┌─ Information given
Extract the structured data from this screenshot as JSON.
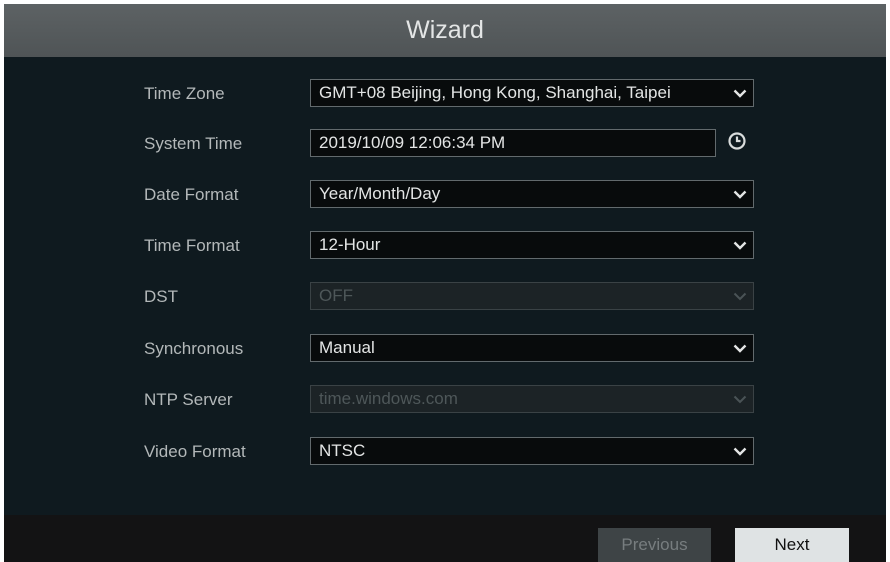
{
  "window": {
    "title": "Wizard"
  },
  "form": {
    "time_zone": {
      "label": "Time Zone",
      "value": "GMT+08 Beijing, Hong Kong, Shanghai, Taipei"
    },
    "system_time": {
      "label": "System Time",
      "value": "2019/10/09 12:06:34 PM"
    },
    "date_format": {
      "label": "Date Format",
      "value": "Year/Month/Day"
    },
    "time_format": {
      "label": "Time Format",
      "value": "12-Hour"
    },
    "dst": {
      "label": "DST",
      "value": "OFF"
    },
    "synchronous": {
      "label": "Synchronous",
      "value": "Manual"
    },
    "ntp_server": {
      "label": "NTP Server",
      "value": "time.windows.com"
    },
    "video_format": {
      "label": "Video Format",
      "value": "NTSC"
    }
  },
  "footer": {
    "previous_label": "Previous",
    "next_label": "Next"
  },
  "icons": {
    "dropdown": "chevron-down-icon",
    "clock": "clock-icon"
  },
  "colors": {
    "titlebar": "#585d5f",
    "background": "#0f1a1f",
    "label": "#b3b8b9",
    "field_border": "#626a6d",
    "next_button": "#dfe3e4",
    "previous_button": "#3e4446"
  }
}
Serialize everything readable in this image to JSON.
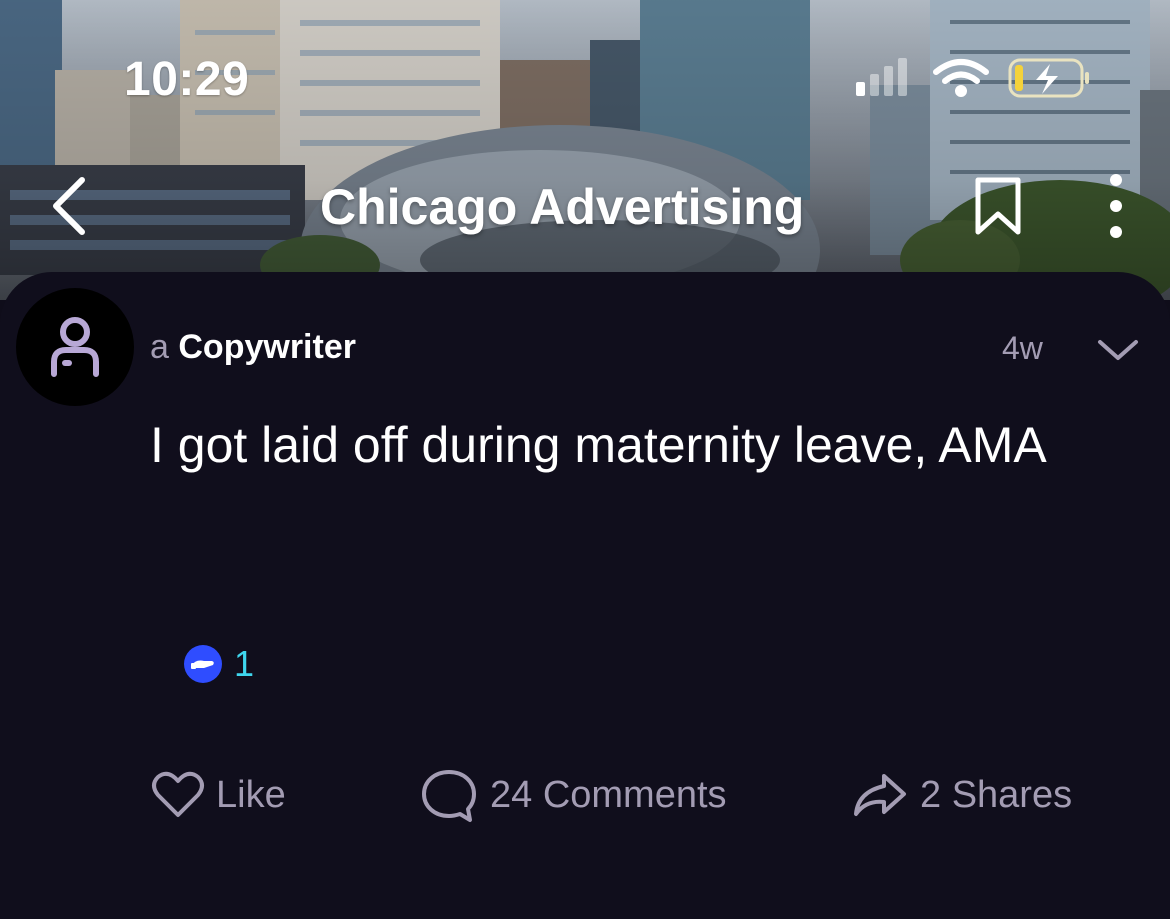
{
  "status_bar": {
    "time": "10:29"
  },
  "header": {
    "title": "Chicago Advertising"
  },
  "post": {
    "author_prefix": "a",
    "author": "Copywriter",
    "age": "4w",
    "title": "I got laid off during maternity leave, AMA",
    "reaction_count": "1"
  },
  "actions": {
    "like": "Like",
    "comments": "24 Comments",
    "shares": "2 Shares"
  },
  "colors": {
    "background": "#100e1c",
    "muted_text": "#a39cb3",
    "reaction_badge": "#2f4dff",
    "reaction_count": "#3fd6ee"
  }
}
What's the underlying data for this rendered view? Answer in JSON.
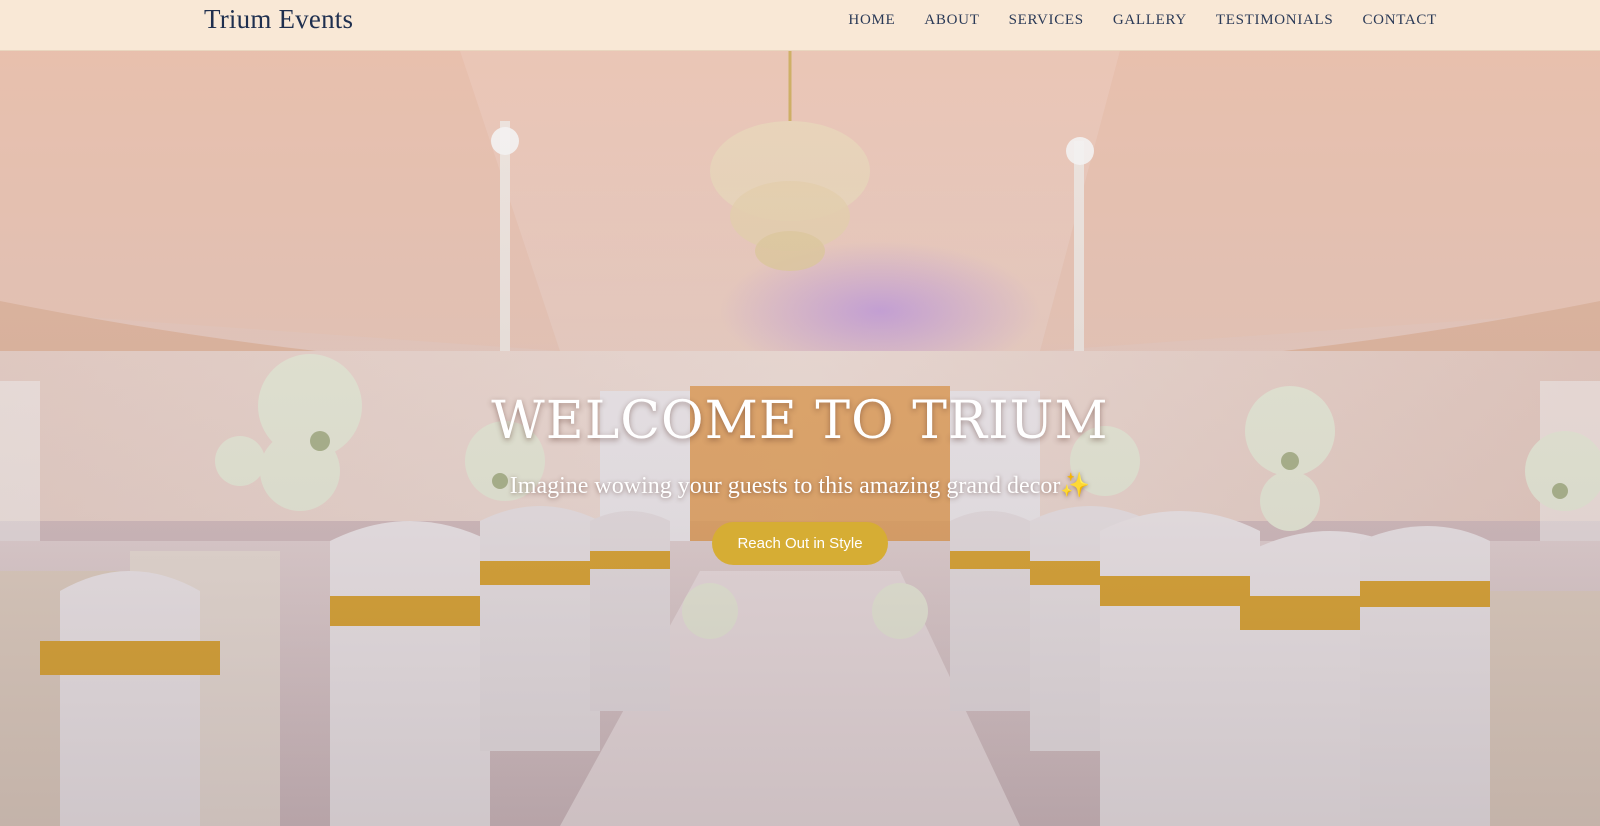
{
  "brand": {
    "name": "Trium Events"
  },
  "nav": {
    "items": [
      {
        "label": "HOME"
      },
      {
        "label": "ABOUT"
      },
      {
        "label": "SERVICES"
      },
      {
        "label": "GALLERY"
      },
      {
        "label": "TESTIMONIALS"
      },
      {
        "label": "CONTACT"
      }
    ]
  },
  "hero": {
    "title": "WELCOME TO TRIUM",
    "subtitle": "Imagine wowing your guests to this amazing grand decor✨",
    "cta_label": "Reach Out in Style",
    "background": "wedding-hall-decor-image"
  },
  "colors": {
    "navbar_bg": "#f9e8d6",
    "brand_text": "#1f2f4f",
    "nav_text": "#2b3a57",
    "cta_bg": "#d6ad34",
    "accent_sash": "#e2ad3c"
  }
}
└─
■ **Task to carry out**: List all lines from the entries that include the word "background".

■ **Task answer**:
    "background": "#0f1a1f",
    "background": "#100e1c",
    "background": "wedding-hall-decor-image"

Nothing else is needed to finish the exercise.